Two pictures of hydraulic rams. On the left, a recent model of the French company Walton, the only one yet to market rams. At right a model still in operation after 50 years.
All things considered, it is a ram that saved a French village in the 50th century. "If there had not been this system, our ancestors would not have been able to exploit the nursery which attracted jobs and wealth", recalls Gilbert Barbier, deputy mayor of Saint-Appolinaire (Rhône), to 15 kilometers from Lyon. A century later, Gilbert Barbier wanted to revive the ram of his town that many had forgotten, and which nobody knew how. Taking advantage of an open day at the Jules-Verne vocational school in Tarare, XNUMX kilometers away, Gilbert Barbier asked the principal for help. His students were then looking for a project to participate in the Physics Olympics, a friendly competition between different French high schools, based on experimentation. Laurent Buccini, Loïc Jacquemot, Adrien Rabany, Guillaume Rousset and Grégory Saint-Paul, with their teachers Mustapha Errami and Benjamin Topouzkhanian, get to work. They build their own ram, and it works!
The water even rises to the sixth floor of their high school. At the competition, in February, in Paris, the jury, impressed by this system which "watered" the attic of the Palais de la Découverte, awarded them the Prize of the French Nuclear Energy Society ...
New consecration, June 14, with the presentation in the village of Saint-Appolinaire.

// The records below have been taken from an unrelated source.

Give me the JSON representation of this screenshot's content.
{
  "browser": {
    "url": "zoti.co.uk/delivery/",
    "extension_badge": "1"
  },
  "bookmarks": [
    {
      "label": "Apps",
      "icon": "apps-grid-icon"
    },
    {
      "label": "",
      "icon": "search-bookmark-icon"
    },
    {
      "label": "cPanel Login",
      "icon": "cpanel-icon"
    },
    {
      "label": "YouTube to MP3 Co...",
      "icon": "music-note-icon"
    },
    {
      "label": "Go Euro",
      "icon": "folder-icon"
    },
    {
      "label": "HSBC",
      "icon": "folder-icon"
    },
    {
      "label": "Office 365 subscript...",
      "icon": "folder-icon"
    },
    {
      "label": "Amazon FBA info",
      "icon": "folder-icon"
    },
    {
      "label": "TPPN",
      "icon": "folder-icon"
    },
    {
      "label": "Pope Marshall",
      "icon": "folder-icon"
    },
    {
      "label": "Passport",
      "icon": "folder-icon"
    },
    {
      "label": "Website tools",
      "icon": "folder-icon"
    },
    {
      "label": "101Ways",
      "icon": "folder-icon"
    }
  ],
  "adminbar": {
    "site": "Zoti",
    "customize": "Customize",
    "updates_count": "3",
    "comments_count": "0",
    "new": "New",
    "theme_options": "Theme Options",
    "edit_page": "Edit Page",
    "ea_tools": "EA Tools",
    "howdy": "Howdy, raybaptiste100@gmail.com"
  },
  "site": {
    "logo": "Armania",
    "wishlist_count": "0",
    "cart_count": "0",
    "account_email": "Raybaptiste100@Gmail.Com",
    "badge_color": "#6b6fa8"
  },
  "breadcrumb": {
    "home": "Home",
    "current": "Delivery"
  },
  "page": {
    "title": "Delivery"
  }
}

The hundred inhabitants were present to see the water rising to the steeple of the church, 17 meters above the ground, violently twisting the plastic pipes with each water hammer. "I am happy to have saved this object and given the honor to vocational training", testifies Gilbert Barbier.

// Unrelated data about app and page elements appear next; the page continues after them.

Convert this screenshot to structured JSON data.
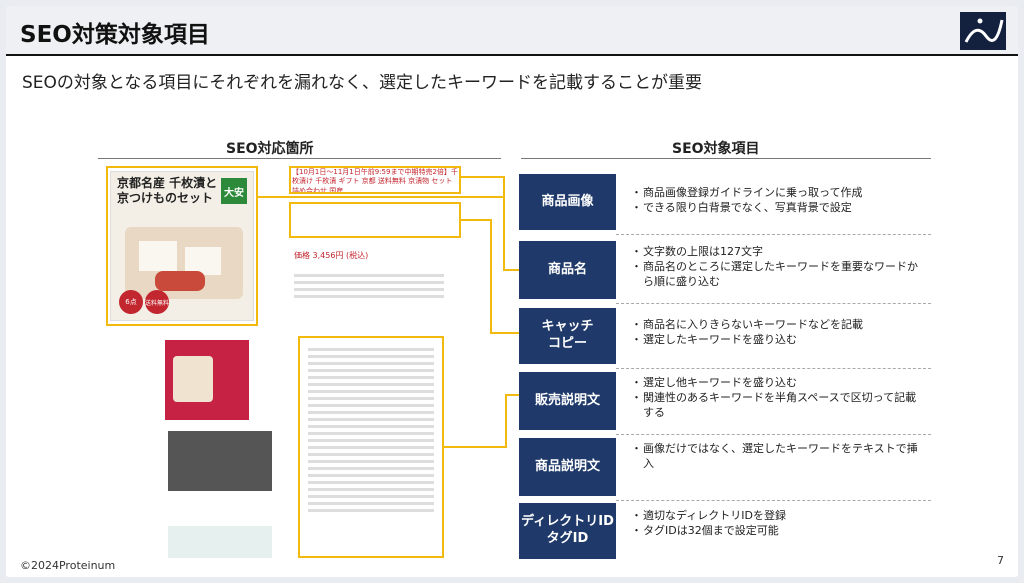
{
  "title": "SEO対策対象項目",
  "subtitle": "SEOの対象となる項目にそれぞれを漏れなく、選定したキーワードを記載することが重要",
  "left_head": "SEO対応箇所",
  "right_head": "SEO対象項目",
  "product_card": {
    "line1": "京都名産 千枚漬と",
    "line2": "京つけものセット",
    "badge": "大安",
    "circle1": "6点",
    "circle2": "送料無料"
  },
  "catch_text": "【10月1日〜11月1日午前9:59まで中期特売2倍】千枚漬け 千枚漬 ギフト 京都 送料無料 京漬物 セット 詰め合わせ 国産",
  "price": "価格 3,456円 (税込)",
  "items": [
    {
      "label": "商品画像",
      "bullets": [
        "商品画像登録ガイドラインに乗っ取って作成",
        "できる限り白背景でなく、写真背景で設定"
      ]
    },
    {
      "label": "商品名",
      "bullets": [
        "文字数の上限は127文字",
        "商品名のところに選定したキーワードを重要なワードから順に盛り込む"
      ]
    },
    {
      "label": "キャッチ\nコピー",
      "bullets": [
        "商品名に入りきらないキーワードなどを記載",
        "選定したキーワードを盛り込む"
      ]
    },
    {
      "label": "販売説明文",
      "bullets": [
        "選定し他キーワードを盛り込む",
        "関連性のあるキーワードを半角スペースで区切って記載する"
      ]
    },
    {
      "label": "商品説明文",
      "bullets": [
        "画像だけではなく、選定したキーワードをテキストで挿入"
      ]
    },
    {
      "label": "ディレクトリID\nタグID",
      "bullets": [
        "適切なディレクトリIDを登録",
        "タグIDは32個まで設定可能"
      ]
    }
  ],
  "footer": "©2024Proteinum",
  "page_number": "7",
  "colors": {
    "navy": "#1f3a6a",
    "highlight": "#f2b90f"
  }
}
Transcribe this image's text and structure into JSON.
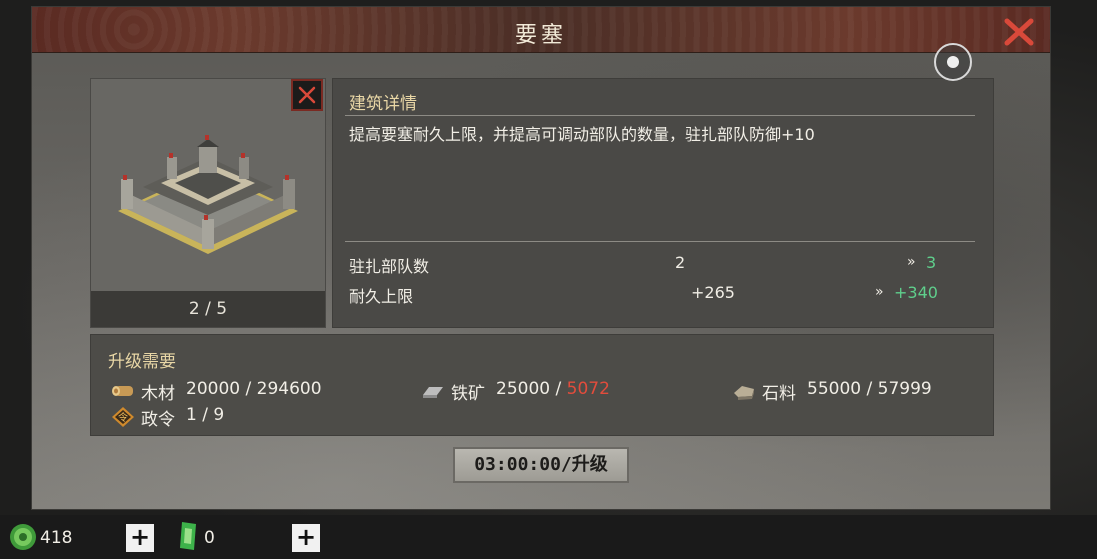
{
  "dialog": {
    "title": "要塞",
    "close_icon": "close-x-icon",
    "record_icon": "record-icon"
  },
  "building": {
    "level": "2 / 5",
    "tag_icon": "close-x-icon"
  },
  "details": {
    "heading": "建筑详情",
    "description": "提高要塞耐久上限，并提高可调动部队的数量，驻扎部队防御+10",
    "stats": [
      {
        "label": "驻扎部队数",
        "current": "2",
        "arrow": "»",
        "next": "3"
      },
      {
        "label": "耐久上限",
        "current": "+265",
        "arrow": "»",
        "next": "+340"
      }
    ]
  },
  "upgrade": {
    "heading": "升级需要",
    "resources": [
      {
        "icon": "wood-icon",
        "name": "木材",
        "required": "20000",
        "separator": " / ",
        "owned": "294600",
        "sufficient": true
      },
      {
        "icon": "iron-icon",
        "name": "铁矿",
        "required": "25000",
        "separator": " / ",
        "owned": "5072",
        "sufficient": false
      },
      {
        "icon": "stone-icon",
        "name": "石料",
        "required": "55000",
        "separator": " / ",
        "owned": "57999",
        "sufficient": true
      },
      {
        "icon": "decree-icon",
        "name": "政令",
        "required": "1",
        "separator": " / ",
        "owned": "9",
        "sufficient": true
      }
    ],
    "button_label": "03:00:00/升级"
  },
  "bottom_bar": {
    "jade": {
      "icon": "jade-coin-icon",
      "amount": "418"
    },
    "token": {
      "icon": "green-token-icon",
      "amount": "0"
    },
    "plus_label": "+"
  },
  "colors": {
    "positive": "#5fcf8c",
    "insufficient": "#e24c3c",
    "heading_gold": "#e9d7a6",
    "close_red": "#d9493a"
  }
}
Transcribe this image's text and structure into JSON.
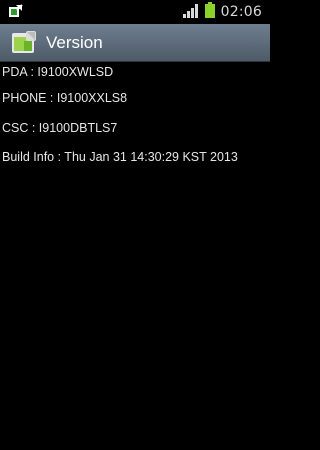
{
  "status_bar": {
    "time": "02:06",
    "icons": [
      "notification-icon",
      "signal-icon",
      "battery-icon"
    ]
  },
  "app_bar": {
    "title": "Version",
    "icon": "android-settings-icon"
  },
  "info": [
    "PDA : I9100XWLSD",
    "PHONE : I9100XXLS8",
    "CSC : I9100DBTLS7",
    "Build Info : Thu Jan 31 14:30:29 KST 2013"
  ],
  "colors": {
    "background": "#000000",
    "app_bar": "#5e6c7a",
    "battery": "#8cd02b",
    "text": "#e6e6e6"
  }
}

The high school students have since obtained their vocational baccalaureate with honors, and the communal ram no longer supplies the nursery, but a reserve of 50 cubic meters of water for the firefighters.

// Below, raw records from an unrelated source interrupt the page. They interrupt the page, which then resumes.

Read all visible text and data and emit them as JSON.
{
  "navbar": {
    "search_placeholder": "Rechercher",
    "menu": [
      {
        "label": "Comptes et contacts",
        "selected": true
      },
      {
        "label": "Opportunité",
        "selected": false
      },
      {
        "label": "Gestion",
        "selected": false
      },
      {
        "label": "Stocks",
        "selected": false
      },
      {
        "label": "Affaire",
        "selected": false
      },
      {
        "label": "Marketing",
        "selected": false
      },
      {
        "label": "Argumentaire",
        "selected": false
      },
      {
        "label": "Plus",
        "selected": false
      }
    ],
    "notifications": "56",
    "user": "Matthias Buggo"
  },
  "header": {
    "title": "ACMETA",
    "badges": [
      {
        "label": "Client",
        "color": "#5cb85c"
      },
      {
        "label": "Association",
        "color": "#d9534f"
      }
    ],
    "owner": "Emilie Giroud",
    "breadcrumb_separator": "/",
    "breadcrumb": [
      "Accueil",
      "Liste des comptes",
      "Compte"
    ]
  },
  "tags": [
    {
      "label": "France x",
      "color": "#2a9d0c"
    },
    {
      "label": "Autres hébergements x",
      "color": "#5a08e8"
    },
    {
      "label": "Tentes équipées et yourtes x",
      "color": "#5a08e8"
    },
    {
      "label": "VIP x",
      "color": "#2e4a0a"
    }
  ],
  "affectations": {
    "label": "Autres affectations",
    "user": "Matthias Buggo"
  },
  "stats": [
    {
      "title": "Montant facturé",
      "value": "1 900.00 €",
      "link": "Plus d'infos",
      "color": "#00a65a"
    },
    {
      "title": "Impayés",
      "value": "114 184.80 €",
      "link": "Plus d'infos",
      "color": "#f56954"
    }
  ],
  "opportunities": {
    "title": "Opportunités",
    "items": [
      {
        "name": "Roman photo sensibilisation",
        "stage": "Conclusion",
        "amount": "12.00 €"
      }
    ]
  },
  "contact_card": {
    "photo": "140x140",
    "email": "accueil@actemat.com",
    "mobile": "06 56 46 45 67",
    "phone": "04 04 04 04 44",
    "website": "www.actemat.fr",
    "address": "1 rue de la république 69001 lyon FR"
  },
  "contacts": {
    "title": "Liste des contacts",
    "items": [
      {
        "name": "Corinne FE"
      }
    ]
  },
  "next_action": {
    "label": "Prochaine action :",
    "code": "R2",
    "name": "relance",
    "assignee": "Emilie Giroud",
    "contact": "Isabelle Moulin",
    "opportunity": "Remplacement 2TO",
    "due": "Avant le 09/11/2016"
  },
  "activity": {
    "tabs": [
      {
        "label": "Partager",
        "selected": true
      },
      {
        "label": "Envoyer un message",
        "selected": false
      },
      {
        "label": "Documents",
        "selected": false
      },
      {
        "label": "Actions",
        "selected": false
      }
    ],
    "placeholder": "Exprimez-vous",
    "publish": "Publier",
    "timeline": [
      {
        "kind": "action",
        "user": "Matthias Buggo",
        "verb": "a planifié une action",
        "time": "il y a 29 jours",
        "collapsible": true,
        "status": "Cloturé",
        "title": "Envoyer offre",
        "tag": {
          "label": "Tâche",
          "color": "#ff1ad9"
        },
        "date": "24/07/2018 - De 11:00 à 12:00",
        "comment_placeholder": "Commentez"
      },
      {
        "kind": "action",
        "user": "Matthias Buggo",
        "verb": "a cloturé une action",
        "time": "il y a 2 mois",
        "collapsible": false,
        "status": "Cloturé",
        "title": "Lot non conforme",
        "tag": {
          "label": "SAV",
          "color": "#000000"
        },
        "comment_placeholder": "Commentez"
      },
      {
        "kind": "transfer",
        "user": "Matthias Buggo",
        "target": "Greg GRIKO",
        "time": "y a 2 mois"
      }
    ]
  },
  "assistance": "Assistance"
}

The high school students then went to the Moscow Exposcience in July with their machine. Professors chatted with them for hours, in Russian and English. A German even wanted to buy them the prototype!
“We preferred to explain to him how to make it himself,” says Grégory Saint-Paul. It's not hard. It's just fun. "At each presentation, it was the feast of science", adds Mustapha Errami, one of his teachers.
The hydraulic ram is still somewhat resistant to science. Strangely enough, its exact return has still not been calculated. “The ram is impossible to equate. This machine does not like engineers. It is a peasant machine made by a peasant for other peasants, ”sums up, somewhat provocatively, Richard Walton. The ram is not dead, it is still pumping.